Casa Batlló by Antoni Gaudí, because it is so extraordinary. It was redesigned in 1904, but it is so modern for its time.
What’s the biggest challenge facing your organisation right now?
We are about to open the new Museu del Disseny de Barcelona (the Design Museum Barcelona) on December 15, 2014. So the whole team is working very hard on this. It's going to be a huge event for the city. The museum will feature four new exhibitions on the decorative arts, fashion, graphic design and industrial design. I’m working on the last of these and it's going to be a unique and really significant collection of product design from the 1930s to the present day in Spain.
What do you hope will emerge from the upcoming Iconic Houses conference in Barcelona?
Just as with the London edition, I expect it’s going to be extremely interesting.

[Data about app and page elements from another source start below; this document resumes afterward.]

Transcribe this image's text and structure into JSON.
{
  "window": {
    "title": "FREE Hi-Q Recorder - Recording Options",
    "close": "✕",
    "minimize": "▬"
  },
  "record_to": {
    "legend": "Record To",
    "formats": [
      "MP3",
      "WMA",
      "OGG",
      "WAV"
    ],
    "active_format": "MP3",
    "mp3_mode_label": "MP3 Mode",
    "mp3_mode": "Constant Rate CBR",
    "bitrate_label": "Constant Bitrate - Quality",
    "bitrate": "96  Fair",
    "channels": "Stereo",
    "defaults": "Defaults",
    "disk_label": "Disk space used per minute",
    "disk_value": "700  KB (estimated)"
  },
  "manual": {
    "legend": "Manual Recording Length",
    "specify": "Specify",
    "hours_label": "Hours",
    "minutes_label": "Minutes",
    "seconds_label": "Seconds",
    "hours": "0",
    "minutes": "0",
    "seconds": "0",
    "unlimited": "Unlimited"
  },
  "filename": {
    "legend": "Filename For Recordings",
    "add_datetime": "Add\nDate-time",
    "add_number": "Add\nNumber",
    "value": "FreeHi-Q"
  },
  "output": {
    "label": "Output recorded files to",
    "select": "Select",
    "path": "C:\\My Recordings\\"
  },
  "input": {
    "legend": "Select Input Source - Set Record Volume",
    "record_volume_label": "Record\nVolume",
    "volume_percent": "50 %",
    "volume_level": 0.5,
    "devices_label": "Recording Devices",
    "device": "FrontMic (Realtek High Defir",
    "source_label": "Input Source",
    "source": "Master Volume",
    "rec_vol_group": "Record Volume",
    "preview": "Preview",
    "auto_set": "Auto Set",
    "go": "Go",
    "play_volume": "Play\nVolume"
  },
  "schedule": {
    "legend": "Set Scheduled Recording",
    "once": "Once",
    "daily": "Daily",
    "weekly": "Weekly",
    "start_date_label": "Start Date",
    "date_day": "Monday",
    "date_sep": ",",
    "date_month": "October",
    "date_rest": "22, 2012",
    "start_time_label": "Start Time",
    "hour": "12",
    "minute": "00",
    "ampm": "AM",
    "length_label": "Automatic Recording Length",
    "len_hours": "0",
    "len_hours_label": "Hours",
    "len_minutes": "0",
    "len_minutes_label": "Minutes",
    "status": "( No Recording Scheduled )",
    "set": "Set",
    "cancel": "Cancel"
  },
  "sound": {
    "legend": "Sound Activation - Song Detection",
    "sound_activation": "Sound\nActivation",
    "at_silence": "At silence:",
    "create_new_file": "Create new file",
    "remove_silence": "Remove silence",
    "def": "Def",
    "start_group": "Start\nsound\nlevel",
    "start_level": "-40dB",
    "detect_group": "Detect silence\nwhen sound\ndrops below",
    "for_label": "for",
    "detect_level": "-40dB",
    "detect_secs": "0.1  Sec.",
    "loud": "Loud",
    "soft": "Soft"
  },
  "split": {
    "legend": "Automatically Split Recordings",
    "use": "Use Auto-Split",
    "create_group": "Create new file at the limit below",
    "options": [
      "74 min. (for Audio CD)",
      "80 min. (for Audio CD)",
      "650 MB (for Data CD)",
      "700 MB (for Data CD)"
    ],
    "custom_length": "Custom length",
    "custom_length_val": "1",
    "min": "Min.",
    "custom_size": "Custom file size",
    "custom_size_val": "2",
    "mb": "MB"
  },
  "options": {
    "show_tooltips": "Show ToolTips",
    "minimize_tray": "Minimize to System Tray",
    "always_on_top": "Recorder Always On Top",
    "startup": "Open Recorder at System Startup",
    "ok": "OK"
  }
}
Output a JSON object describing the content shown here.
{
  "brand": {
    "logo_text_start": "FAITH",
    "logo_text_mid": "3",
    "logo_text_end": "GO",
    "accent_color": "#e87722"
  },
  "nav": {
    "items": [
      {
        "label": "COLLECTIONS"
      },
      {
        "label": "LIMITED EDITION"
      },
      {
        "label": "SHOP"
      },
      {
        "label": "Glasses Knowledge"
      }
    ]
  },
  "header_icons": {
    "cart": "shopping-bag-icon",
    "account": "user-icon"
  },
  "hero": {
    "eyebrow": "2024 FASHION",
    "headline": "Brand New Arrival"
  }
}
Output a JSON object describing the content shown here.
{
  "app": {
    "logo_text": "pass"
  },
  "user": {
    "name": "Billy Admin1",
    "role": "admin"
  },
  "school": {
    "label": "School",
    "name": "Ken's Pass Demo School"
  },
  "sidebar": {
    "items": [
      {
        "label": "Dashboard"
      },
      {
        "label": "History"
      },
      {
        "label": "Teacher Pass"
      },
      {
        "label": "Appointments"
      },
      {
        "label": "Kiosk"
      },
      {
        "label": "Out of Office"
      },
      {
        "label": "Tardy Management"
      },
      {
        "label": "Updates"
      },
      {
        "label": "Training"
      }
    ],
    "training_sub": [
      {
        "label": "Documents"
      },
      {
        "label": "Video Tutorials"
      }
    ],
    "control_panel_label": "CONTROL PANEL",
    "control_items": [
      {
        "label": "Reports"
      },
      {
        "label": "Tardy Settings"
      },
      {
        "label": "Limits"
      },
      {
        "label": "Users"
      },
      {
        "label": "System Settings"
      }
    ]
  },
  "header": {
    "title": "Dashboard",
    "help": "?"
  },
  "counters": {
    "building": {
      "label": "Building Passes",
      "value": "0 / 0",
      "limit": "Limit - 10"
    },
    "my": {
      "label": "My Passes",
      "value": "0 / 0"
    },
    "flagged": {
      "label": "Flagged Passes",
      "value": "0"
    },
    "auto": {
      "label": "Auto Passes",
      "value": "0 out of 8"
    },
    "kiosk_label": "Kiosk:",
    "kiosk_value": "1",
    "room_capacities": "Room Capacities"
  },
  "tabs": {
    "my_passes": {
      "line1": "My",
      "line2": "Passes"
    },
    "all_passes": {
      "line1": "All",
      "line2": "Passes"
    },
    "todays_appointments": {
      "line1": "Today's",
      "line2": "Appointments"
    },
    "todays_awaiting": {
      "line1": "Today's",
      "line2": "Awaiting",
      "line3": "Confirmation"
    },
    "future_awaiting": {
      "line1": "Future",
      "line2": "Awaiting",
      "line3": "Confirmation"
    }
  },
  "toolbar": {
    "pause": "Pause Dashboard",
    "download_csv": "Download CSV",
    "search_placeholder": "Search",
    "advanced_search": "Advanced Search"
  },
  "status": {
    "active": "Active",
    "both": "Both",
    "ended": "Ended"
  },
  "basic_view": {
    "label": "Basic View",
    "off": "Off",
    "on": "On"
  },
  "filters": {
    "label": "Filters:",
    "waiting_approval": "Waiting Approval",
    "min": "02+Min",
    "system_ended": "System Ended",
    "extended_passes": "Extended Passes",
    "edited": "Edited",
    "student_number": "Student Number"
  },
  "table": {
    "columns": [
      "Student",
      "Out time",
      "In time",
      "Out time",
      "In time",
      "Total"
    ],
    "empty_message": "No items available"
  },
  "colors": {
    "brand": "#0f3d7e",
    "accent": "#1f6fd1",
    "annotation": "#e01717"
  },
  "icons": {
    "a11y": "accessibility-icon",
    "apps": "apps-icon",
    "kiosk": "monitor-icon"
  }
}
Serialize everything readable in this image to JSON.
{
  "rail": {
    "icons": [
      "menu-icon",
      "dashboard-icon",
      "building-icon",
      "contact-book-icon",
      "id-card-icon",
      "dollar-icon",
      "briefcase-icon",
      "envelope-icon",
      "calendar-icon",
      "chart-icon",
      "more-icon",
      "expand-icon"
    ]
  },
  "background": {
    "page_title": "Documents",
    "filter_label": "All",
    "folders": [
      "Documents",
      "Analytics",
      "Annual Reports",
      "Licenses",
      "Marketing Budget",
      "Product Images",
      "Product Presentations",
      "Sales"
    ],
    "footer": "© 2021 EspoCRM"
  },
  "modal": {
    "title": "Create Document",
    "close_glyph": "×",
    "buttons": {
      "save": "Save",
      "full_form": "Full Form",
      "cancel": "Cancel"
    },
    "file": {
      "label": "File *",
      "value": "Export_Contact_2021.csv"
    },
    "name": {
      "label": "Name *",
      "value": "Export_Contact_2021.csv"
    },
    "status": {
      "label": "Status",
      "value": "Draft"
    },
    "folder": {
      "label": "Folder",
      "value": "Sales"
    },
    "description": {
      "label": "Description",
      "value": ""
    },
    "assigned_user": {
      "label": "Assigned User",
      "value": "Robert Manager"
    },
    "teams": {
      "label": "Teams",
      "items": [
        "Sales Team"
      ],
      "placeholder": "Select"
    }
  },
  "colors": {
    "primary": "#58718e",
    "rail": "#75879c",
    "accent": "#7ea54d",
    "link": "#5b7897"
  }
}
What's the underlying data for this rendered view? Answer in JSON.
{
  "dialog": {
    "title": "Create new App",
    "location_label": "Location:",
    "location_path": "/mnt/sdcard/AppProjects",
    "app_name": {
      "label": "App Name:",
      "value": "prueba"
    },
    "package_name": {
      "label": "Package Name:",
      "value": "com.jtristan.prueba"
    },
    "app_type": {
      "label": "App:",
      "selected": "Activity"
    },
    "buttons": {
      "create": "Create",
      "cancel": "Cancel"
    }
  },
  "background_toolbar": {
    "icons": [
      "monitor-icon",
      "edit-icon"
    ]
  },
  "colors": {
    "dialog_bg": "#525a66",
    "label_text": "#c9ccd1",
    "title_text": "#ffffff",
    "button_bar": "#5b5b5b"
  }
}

I think it will be a good opportunity to make direct contact with lots of people from other countries, who share more or less the same interests and problems that we do. It’s a great chance to exchange experiences and ideas.
What 21st-century home deserves to be an Iconic House of the future?
For me, it’s an obvious choice: Villa Nurbs, the futurist house by the Catalan architect Enric Ruiz-Geli in Empuriabrava, on the beautiful Costa Brava coast.
Villa Nurbs, by architect Enric Ruiz-Geli in Empuriabrava